Smoke from B.C. wildfires may slow marathon

Smoke from wildfires in British Columbia continued to hang over Edmonton on Friday, sparking fresh warnings from health officials.

Smoke from wildfires in British Columbia continued to hang over Edmonton on Friday, sparking fresh warnings from health officials.

People who already have respiratory conditions are most at risk, doctors say, but the smoke can also be harmful to otherwise healthy people if they exert themselves, and that's bad news for the 4,000 entrants registered to compete in the Edmonton Derby marathon and half-marathon scheduled for Sunday.

The race is still on but Dr. Andre Corriveau, Alberta's chief medical officer of health, said Friday he's been in touch with the organizers and is advising athletes to use caution and common sense when competing.

"People will have to adjust their expectations perhaps, or maybe some people may choose to do the half-marathon instead of the full one," he said. "So it's really about providing guidance and letting people make their own decisions about what pace they want to run and how much of it they want to do."

Organizers had hoped for a record-setting time because the course is relatively flat and the temperature is expected to be a comfortable 16 C. However, the poor air quality could affect finishing times.

Race organizer John Stanton said conditions are being monitored but, so far, he's only heard from one athlete concerned about the smoke.

"People who are running in the half and full marathons are probably in their peak physical conditions," he told CBC News. "And with the weather the way it's clearing and a chance of rain today and tomorrow, we should have perfect running conditions for the half-marathon and full-marathon. "

Athletes concerned about their health will be allowed to race a shorter distance, Stanton said.

Even golfers are feeling the effects of the smoky conditions.

Brad Lowrie braved the smoke to play a round of golf at the Victoria Golf Course, but after firing a tee shot at the seventh hole he couldn't be certain where his ball landed.

"Well, we're not sure if it went in the bunker or maybe to the opposite side of the green," he said. "We won't really know until we get there.
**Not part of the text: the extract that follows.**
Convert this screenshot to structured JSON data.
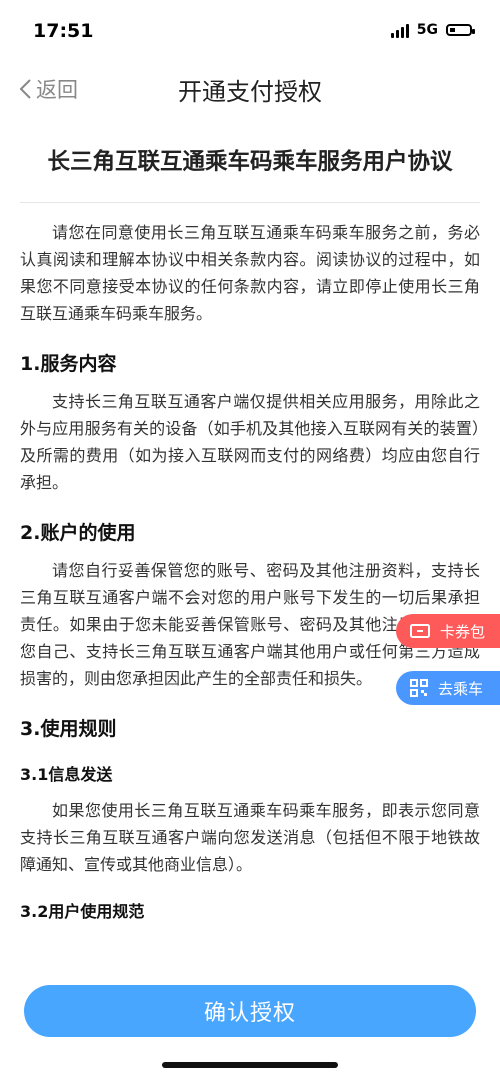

Because of the haze we can't really tell where the ball went."

Katlin Greening had hoped to get in another round of training for a half-marathon on the weekend but she gave up after only two kilometres.

"It's actually hard to breathe," she said. "I'm going home right now. I'm just going to go to the gym today."

The smoke is no laughing matter for volunteers such as Brooke Butler at this year's Fringe Festival. 

"I'm noticing a lot of wheezing, a lot of, generally, just difficulty in breathing," Butler said, her mouth and nose covered by a white surgical-style mask.

There is no end in sight to the smoky conditions.


With files from the CBC's Paul Moore